→ TASK DIRECTIONS:
Look for the word "image" in the records, and copy each line where it appears.

START MATERIAL PROVIDED

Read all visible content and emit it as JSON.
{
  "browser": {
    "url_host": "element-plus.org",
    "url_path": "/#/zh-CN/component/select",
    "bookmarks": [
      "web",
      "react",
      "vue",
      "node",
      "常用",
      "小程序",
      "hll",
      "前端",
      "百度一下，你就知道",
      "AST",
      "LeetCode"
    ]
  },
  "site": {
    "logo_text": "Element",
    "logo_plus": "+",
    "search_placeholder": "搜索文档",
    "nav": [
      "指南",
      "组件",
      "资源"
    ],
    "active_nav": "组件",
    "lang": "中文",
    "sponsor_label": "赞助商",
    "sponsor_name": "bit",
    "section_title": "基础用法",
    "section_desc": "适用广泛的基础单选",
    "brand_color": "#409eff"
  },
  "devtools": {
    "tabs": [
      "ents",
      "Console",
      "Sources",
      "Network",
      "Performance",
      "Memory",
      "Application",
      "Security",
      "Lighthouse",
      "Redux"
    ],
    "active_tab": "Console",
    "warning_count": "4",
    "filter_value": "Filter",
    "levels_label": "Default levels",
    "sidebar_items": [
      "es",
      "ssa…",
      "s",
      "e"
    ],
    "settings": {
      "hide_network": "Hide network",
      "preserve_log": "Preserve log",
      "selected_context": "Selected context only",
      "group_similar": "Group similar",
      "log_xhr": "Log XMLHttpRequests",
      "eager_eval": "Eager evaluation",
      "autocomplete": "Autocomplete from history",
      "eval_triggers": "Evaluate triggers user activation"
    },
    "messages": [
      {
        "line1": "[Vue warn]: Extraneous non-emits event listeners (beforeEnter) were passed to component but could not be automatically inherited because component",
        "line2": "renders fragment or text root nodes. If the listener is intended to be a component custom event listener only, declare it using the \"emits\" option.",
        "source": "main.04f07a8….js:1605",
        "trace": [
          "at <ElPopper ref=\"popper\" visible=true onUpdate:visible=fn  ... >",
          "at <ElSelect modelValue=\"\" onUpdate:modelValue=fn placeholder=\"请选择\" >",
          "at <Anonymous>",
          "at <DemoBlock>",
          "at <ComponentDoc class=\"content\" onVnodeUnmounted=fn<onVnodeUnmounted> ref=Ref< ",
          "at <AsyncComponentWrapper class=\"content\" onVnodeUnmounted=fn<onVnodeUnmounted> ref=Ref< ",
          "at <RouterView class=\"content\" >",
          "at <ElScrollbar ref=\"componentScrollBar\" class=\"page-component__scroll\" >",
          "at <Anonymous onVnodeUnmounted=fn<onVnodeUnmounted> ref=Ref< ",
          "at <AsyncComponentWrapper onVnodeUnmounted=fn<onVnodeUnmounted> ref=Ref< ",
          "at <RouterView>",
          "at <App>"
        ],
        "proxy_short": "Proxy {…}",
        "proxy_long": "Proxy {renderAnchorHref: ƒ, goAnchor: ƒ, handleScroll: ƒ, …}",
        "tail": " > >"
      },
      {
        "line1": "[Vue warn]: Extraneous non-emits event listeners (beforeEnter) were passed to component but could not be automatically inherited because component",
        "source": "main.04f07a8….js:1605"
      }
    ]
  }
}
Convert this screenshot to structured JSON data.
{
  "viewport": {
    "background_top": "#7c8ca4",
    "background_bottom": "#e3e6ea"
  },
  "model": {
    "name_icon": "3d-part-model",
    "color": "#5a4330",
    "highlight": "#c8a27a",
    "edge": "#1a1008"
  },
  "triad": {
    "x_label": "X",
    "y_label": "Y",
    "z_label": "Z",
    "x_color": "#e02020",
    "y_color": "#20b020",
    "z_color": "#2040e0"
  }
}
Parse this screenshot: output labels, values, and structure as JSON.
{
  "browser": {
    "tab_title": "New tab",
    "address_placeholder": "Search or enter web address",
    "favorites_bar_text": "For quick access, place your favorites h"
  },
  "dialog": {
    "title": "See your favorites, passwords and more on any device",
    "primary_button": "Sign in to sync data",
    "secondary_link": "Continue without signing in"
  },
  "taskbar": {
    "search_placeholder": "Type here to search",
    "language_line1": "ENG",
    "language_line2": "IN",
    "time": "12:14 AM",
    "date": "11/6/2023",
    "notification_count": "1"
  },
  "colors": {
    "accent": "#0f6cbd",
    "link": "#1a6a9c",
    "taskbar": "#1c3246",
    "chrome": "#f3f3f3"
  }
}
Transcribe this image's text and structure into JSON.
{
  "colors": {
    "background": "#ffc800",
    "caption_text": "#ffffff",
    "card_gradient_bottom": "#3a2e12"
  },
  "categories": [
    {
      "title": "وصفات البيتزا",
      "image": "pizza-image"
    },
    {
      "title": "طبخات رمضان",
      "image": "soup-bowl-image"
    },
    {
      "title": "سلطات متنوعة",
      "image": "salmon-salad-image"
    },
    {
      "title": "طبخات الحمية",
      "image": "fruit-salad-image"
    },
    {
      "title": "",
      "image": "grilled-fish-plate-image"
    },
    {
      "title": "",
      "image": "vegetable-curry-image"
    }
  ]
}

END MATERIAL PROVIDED

→ OUTPUT BELOW:
Transcribe this image's text and structure into JSON.
      "image": "pizza-image"
      "image": "soup-bowl-image"
      "image": "salmon-salad-image"
      "image": "fruit-salad-image"
      "image": "grilled-fish-plate-image"
      "image": "vegetable-curry-image"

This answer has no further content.